## WORK TO COMPLETE
How many lines of the data hold the word "Audio"? State the number and nothing else.

## MATERIAL FOR THIS EXERCISE
----------------

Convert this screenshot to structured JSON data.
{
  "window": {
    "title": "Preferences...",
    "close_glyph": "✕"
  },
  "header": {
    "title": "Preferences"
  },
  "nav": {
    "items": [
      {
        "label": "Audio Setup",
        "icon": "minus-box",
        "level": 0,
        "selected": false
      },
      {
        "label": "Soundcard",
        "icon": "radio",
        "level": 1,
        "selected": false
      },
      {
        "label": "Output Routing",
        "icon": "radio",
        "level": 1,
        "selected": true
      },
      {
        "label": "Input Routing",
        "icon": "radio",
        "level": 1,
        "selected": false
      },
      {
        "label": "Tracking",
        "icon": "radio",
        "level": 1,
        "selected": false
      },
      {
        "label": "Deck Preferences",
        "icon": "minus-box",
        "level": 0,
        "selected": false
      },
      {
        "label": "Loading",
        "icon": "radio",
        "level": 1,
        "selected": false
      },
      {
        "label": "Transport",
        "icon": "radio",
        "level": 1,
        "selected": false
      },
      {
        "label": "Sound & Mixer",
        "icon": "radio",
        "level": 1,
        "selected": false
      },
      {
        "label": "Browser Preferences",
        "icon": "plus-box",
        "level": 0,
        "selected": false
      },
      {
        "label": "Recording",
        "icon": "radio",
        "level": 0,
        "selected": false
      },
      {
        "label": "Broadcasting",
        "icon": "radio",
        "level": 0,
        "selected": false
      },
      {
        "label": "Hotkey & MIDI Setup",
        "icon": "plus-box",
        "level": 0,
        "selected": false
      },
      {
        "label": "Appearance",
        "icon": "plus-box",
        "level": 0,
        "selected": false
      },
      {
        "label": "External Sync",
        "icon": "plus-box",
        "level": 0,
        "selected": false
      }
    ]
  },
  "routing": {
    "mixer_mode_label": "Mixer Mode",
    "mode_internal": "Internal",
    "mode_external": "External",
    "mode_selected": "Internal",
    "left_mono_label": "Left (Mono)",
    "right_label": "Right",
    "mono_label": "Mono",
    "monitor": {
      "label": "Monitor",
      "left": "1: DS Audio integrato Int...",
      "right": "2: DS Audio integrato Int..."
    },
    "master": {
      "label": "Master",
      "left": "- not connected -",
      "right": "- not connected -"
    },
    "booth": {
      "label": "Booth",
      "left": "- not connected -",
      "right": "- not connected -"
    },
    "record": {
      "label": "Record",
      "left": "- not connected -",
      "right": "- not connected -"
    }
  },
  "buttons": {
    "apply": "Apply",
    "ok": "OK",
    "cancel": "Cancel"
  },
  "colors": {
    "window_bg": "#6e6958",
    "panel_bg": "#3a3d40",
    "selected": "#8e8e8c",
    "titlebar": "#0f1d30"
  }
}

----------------

## THE COMPLETED TASK
3